Stored items
BEGIN

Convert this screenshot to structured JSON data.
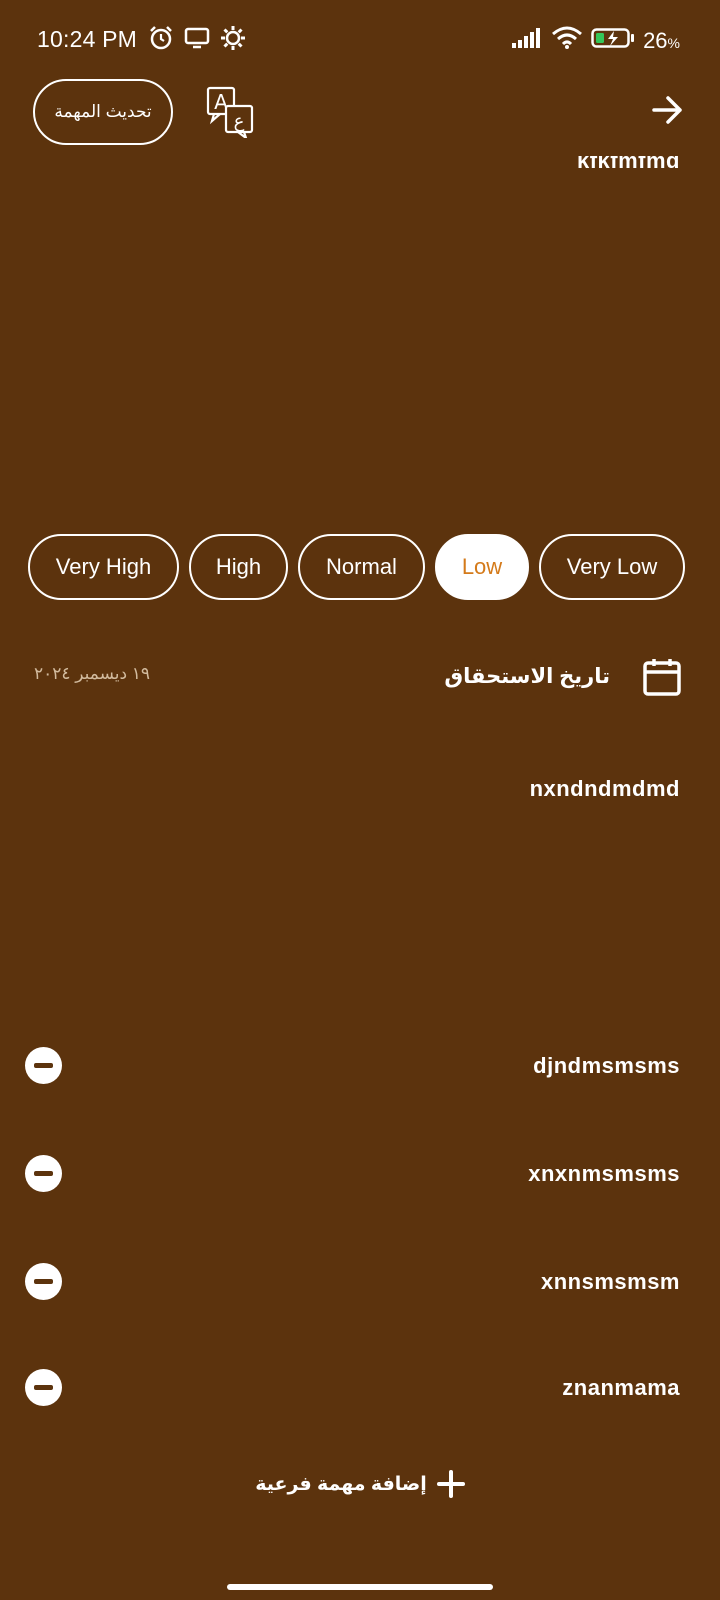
{
  "status_bar": {
    "time": "10:24 PM",
    "battery_percent": "26",
    "battery_unit": "%",
    "icons_left": [
      "alarm-icon",
      "screen-cast-icon",
      "settings-gear-icon"
    ],
    "icons_right": [
      "signal-icon",
      "wifi-icon",
      "battery-charging-icon"
    ]
  },
  "header": {
    "update_button_label": "تحديث المهمة",
    "translate_icon": "translate-icon",
    "back_icon": "arrow-right-icon"
  },
  "task": {
    "title": "kfkfmfmd",
    "description": "nxndndmdmd"
  },
  "priority": {
    "options": [
      "Very High",
      "High",
      "Normal",
      "Low",
      "Very Low"
    ],
    "selected": "Low",
    "selected_color": "#d47a1a"
  },
  "due_date": {
    "label": "تاريخ الاستحقاق",
    "value": "١٩ ديسمبر ٢٠٢٤",
    "icon": "calendar-icon"
  },
  "subtasks": {
    "items": [
      "djndmsmsms",
      "xnxnmsmsms",
      "xnnsmsmsm",
      "znanmama"
    ],
    "remove_icon": "minus-circle-icon"
  },
  "add_subtask": {
    "label": "إضافة مهمة فرعية",
    "icon": "plus-icon"
  },
  "colors": {
    "background": "#5c330d",
    "foreground": "#ffffff",
    "muted_text": "#d2bb9e"
  }
}
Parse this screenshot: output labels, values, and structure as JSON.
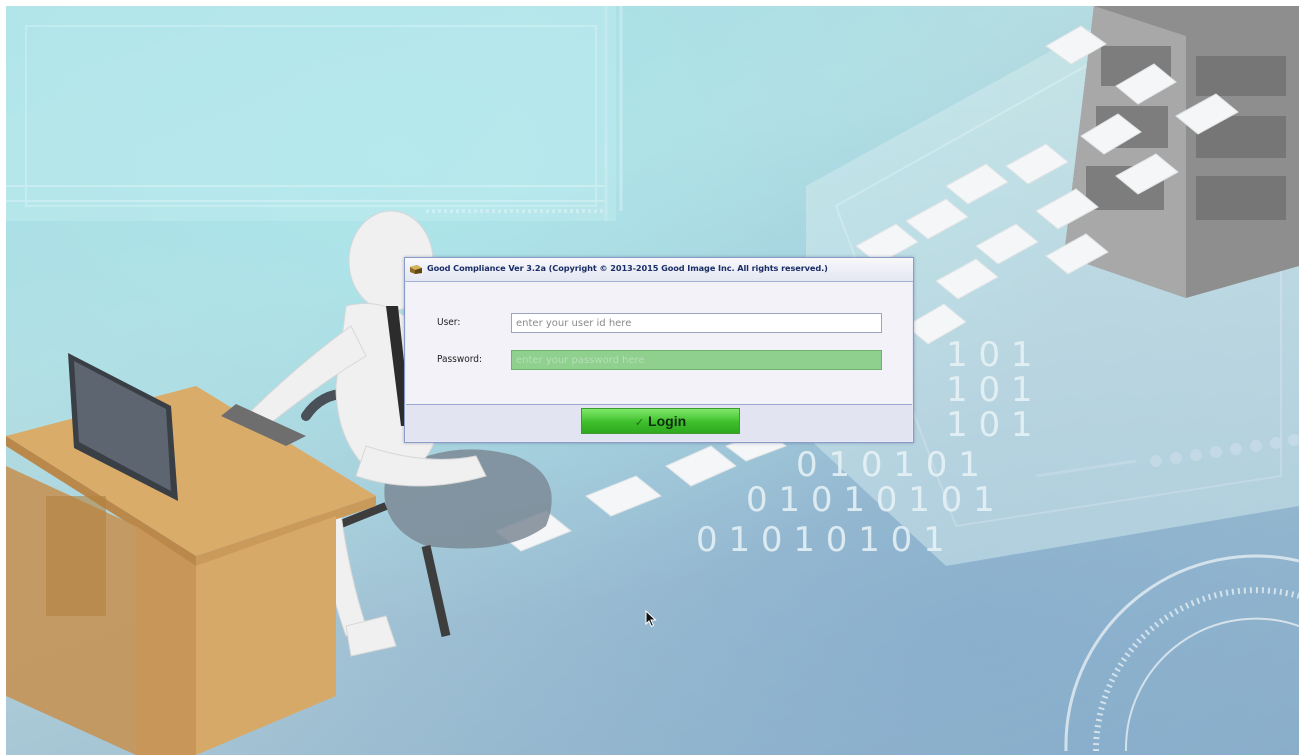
{
  "window": {
    "title": "Good Compliance Ver 3.2a (Copyright © 2013-2015 Good Image Inc. All rights reserved.)"
  },
  "form": {
    "user_label": "User:",
    "user_placeholder": "enter your user id here",
    "user_value": "",
    "password_label": "Password:",
    "password_placeholder": "enter your password here",
    "password_value": ""
  },
  "actions": {
    "login_label": "Login"
  },
  "background": {
    "binary_rows": [
      "1 0 1",
      "1 0 1",
      "1 0 1",
      "0 1 0 1 0 1",
      "0 1 0 1 0 1 0 1",
      "0 1 0 1 0 1 0 1"
    ]
  },
  "icons": {
    "app": "app-icon",
    "login": "check-icon",
    "cursor": "mouse-cursor-icon"
  },
  "colors": {
    "password_field": "#8fd08f",
    "login_button": "#3fbf2c",
    "title_text": "#1a2e66"
  }
}
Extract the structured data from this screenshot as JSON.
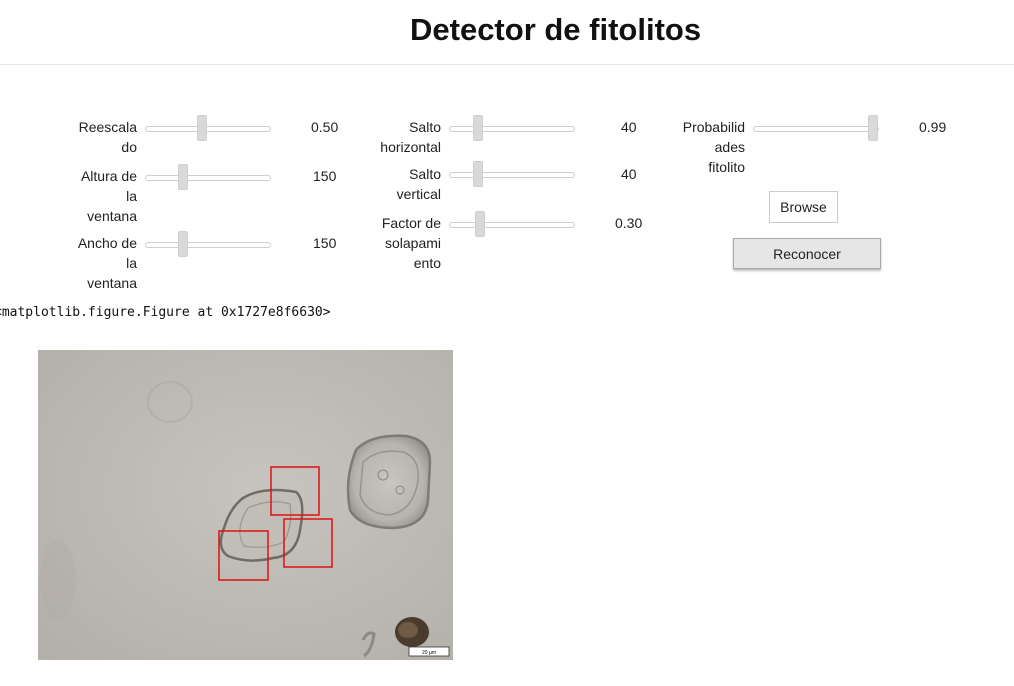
{
  "header": {
    "title": "Detector de fitolitos"
  },
  "sliders": [
    {
      "id": "reescalado",
      "label_lines": [
        "Reescala",
        "do"
      ],
      "value": "0.50",
      "fraction": 0.5
    },
    {
      "id": "altura",
      "label_lines": [
        "Altura de",
        "la",
        "ventana"
      ],
      "value": "150",
      "fraction": 0.3
    },
    {
      "id": "ancho",
      "label_lines": [
        "Ancho de",
        "la",
        "ventana"
      ],
      "value": "150",
      "fraction": 0.3
    },
    {
      "id": "salto_h",
      "label_lines": [
        "Salto",
        "horizontal"
      ],
      "value": "40",
      "fraction": 0.2
    },
    {
      "id": "salto_v",
      "label_lines": [
        "Salto",
        "vertical"
      ],
      "value": "40",
      "fraction": 0.2
    },
    {
      "id": "solapamiento",
      "label_lines": [
        "Factor de",
        "solapami",
        "ento"
      ],
      "value": "0.30",
      "fraction": 0.22
    },
    {
      "id": "probabilidades",
      "label_lines": [
        "Probabilid",
        "ades",
        "fitolito"
      ],
      "value": "0.99",
      "fraction": 0.99
    }
  ],
  "buttons": {
    "browse": "Browse",
    "reconocer": "Reconocer"
  },
  "output": {
    "figure_repr": "<matplotlib.figure.Figure at 0x1727e8f6630>"
  },
  "figure": {
    "scale_bar_label": "20 µm",
    "detection_box_color": "#dd1111",
    "detections": 3
  }
}
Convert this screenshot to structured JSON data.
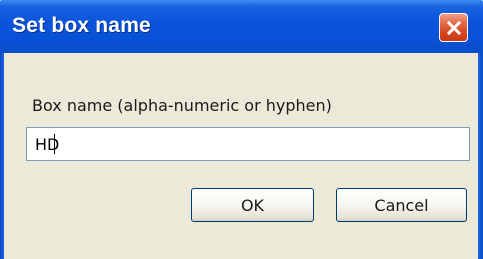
{
  "dialog": {
    "title": "Set box name",
    "close_icon": "close-icon"
  },
  "form": {
    "label": "Box name  (alpha-numeric or hyphen)",
    "value": "HD"
  },
  "buttons": {
    "ok_label": "OK",
    "cancel_label": "Cancel"
  },
  "colors": {
    "titlebar": "#0a55dc",
    "client_bg": "#ece9d8",
    "close_button": "#d4451f"
  }
}
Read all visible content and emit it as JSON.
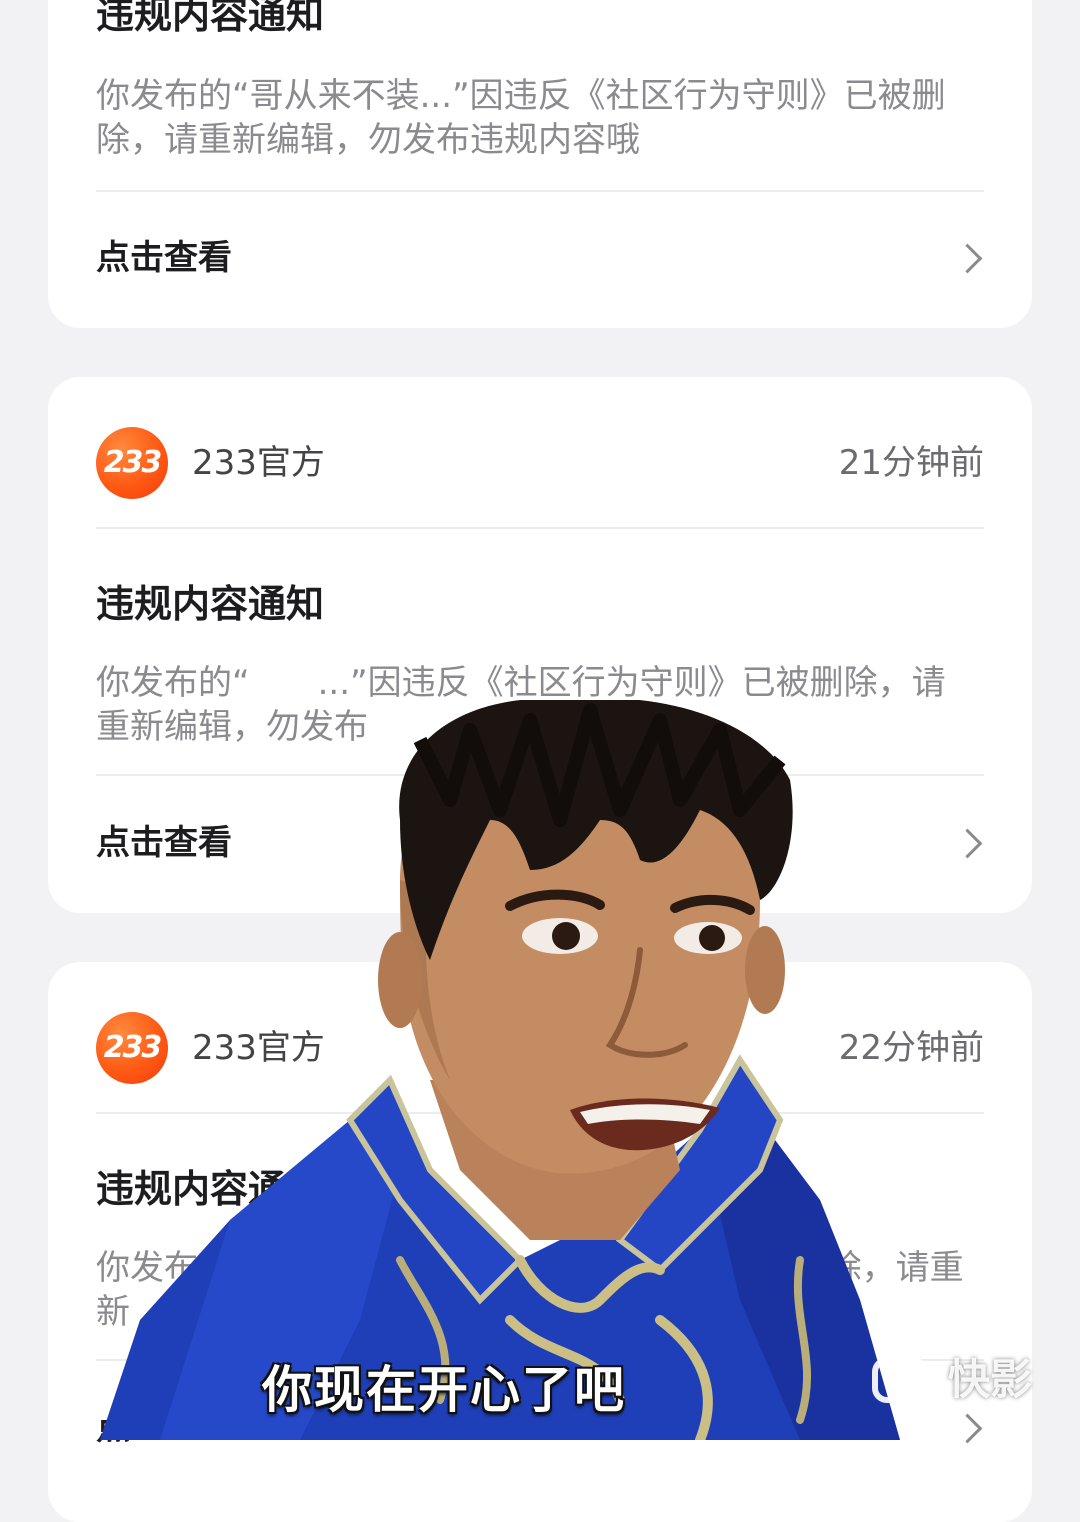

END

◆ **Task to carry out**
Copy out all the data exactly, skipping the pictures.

◆ **Your response**
Convert this screenshot to structured JSON data.
{
  "status_bar": {
    "time": "10:24 PM",
    "battery_percent": "26",
    "battery_unit": "%",
    "icons_left": [
      "alarm-icon",
      "screen-cast-icon",
      "settings-gear-icon"
    ],
    "icons_right": [
      "signal-icon",
      "wifi-icon",
      "battery-charging-icon"
    ]
  },
  "header": {
    "update_button_label": "تحديث المهمة",
    "translate_icon": "translate-icon",
    "back_icon": "arrow-right-icon"
  },
  "task": {
    "title": "kfkfmfmd",
    "description": "nxndndmdmd"
  },
  "priority": {
    "options": [
      "Very High",
      "High",
      "Normal",
      "Low",
      "Very Low"
    ],
    "selected": "Low",
    "selected_color": "#d47a1a"
  },
  "due_date": {
    "label": "تاريخ الاستحقاق",
    "value": "١٩ ديسمبر ٢٠٢٤",
    "icon": "calendar-icon"
  },
  "subtasks": {
    "items": [
      "djndmsmsms",
      "xnxnmsmsms",
      "xnnsmsmsm",
      "znanmama"
    ],
    "remove_icon": "minus-circle-icon"
  },
  "add_subtask": {
    "label": "إضافة مهمة فرعية",
    "icon": "plus-icon"
  },
  "colors": {
    "background": "#5c330d",
    "foreground": "#ffffff",
    "muted_text": "#d2bb9e"
  }
}
Parse this screenshot: output labels, values, and structure as JSON.
{
  "window": {
    "title": "Good Compliance Ver 3.2a (Copyright © 2013-2015 Good Image Inc. All rights reserved.)"
  },
  "form": {
    "user_label": "User:",
    "user_placeholder": "enter your user id here",
    "user_value": "",
    "password_label": "Password:",
    "password_placeholder": "enter your password here",
    "password_value": ""
  },
  "actions": {
    "login_label": "Login"
  },
  "background": {
    "binary_rows": [
      "1 0 1",
      "1 0 1",
      "1 0 1",
      "0 1 0 1 0 1",
      "0 1 0 1 0 1 0 1",
      "0 1 0 1 0 1 0 1"
    ]
  },
  "icons": {
    "app": "app-icon",
    "login": "check-icon",
    "cursor": "mouse-cursor-icon"
  },
  "colors": {
    "password_field": "#8fd08f",
    "login_button": "#3fbf2c",
    "title_text": "#1a2e66"
  }
}
Extract the structured data from this screenshot as JSON.
{
  "header": {
    "title": "Detector de fitolitos"
  },
  "sliders": [
    {
      "id": "reescalado",
      "label_lines": [
        "Reescala",
        "do"
      ],
      "value": "0.50",
      "fraction": 0.5
    },
    {
      "id": "altura",
      "label_lines": [
        "Altura de",
        "la",
        "ventana"
      ],
      "value": "150",
      "fraction": 0.3
    },
    {
      "id": "ancho",
      "label_lines": [
        "Ancho de",
        "la",
        "ventana"
      ],
      "value": "150",
      "fraction": 0.3
    },
    {
      "id": "salto_h",
      "label_lines": [
        "Salto",
        "horizontal"
      ],
      "value": "40",
      "fraction": 0.2
    },
    {
      "id": "salto_v",
      "label_lines": [
        "Salto",
        "vertical"
      ],
      "value": "40",
      "fraction": 0.2
    },
    {
      "id": "solapamiento",
      "label_lines": [
        "Factor de",
        "solapami",
        "ento"
      ],
      "value": "0.30",
      "fraction": 0.22
    },
    {
      "id": "probabilidades",
      "label_lines": [
        "Probabilid",
        "ades",
        "fitolito"
      ],
      "value": "0.99",
      "fraction": 0.99
    }
  ],
  "buttons": {
    "browse": "Browse",
    "reconocer": "Reconocer"
  },
  "output": {
    "figure_repr": "<matplotlib.figure.Figure at 0x1727e8f6630>"
  },
  "figure": {
    "scale_bar_label": "20 µm",
    "detection_box_color": "#dd1111",
    "detections": 3
  }
}
Convert this screenshot to structured JSON data.
{
  "dialog": {
    "title": "Set box name",
    "close_icon": "close-icon"
  },
  "form": {
    "label": "Box name  (alpha-numeric or hyphen)",
    "value": "HD"
  },
  "buttons": {
    "ok_label": "OK",
    "cancel_label": "Cancel"
  },
  "colors": {
    "titlebar": "#0a55dc",
    "client_bg": "#ece9d8",
    "close_button": "#d4451f"
  }
}
Read all visible content and emit it as JSON.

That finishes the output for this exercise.